In 1970, with the backing of Fisheries Chief, Art Whitney, Vincent’s plan was able to begin. Fast forward a couple years and what do you think happened? Fish number in O’Dell Creek dwindled, showing data that was half of before stocking efforts began. And the Varney stretch? By the time 1974 rolled around, nearly four years after the study began, the number of wild trout, 10″ or larger had increase by 213%.

In 1973, at the official end of the study, the department studied the data, and it was obvious what needed to happen. A significant change to the stocking policy was imminent. By the end of 1973, the FWP had agreed to haulting all stocking of trout in Montana streams and rivers.

To read the full article from FWP’s interview with Dick Vincent can be read HERE.

Here we are now…wild trout numbers are flourishing in many places. The Missouri river, with nearly 6,000 wild trout per mile is one of the best fisheries in the country. The Gallatin…nearly 1,500 wild fish per mile.

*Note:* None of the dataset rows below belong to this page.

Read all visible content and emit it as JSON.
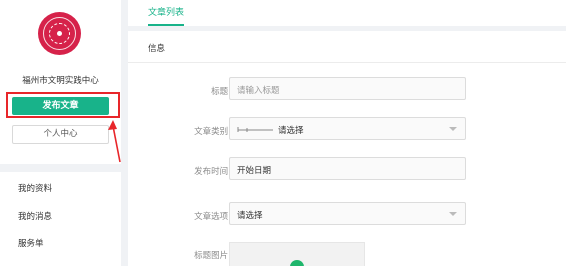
{
  "sidebar": {
    "org_name": "福州市文明实践中心",
    "publish_button": "发布文章",
    "personal_button": "个人中心",
    "menu": [
      {
        "label": "我的资料"
      },
      {
        "label": "我的消息"
      },
      {
        "label": "服务单"
      }
    ]
  },
  "header": {
    "tab": "文章列表"
  },
  "form": {
    "section_title": "信息",
    "fields": [
      {
        "label": "标题:",
        "placeholder": "请输入标题"
      },
      {
        "label": "文章类别:",
        "value": "请选择"
      },
      {
        "label": "发布时间:",
        "placeholder": "开始日期"
      },
      {
        "label": "文章选项:",
        "value": "请选择"
      },
      {
        "label": "标题图片:"
      }
    ]
  },
  "colors": {
    "accent": "#18b38a",
    "highlight": "#e8262a",
    "logo": "#d6224a"
  }
}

Trout numbers are good, but there is always room for improvement. Moving forward, if we, all of us, don’t continue furthered efforts of trout population management and river conservation, we could reverse the effect of all of Vincent’s efforts. It’s very much up to us now. Wild trout need a cold, clear river to thrive in. Catch and release practices are good, but Catch and Release live practices are sometimes hard to find. If you love them, like we all do, take care of the trout. They deserve it. Take care of the rivers too. Let’s clean up after ourselves.  I don’t think the slogan “leave it as you found it” applies any more. Better would be “leave it better than when you found it.”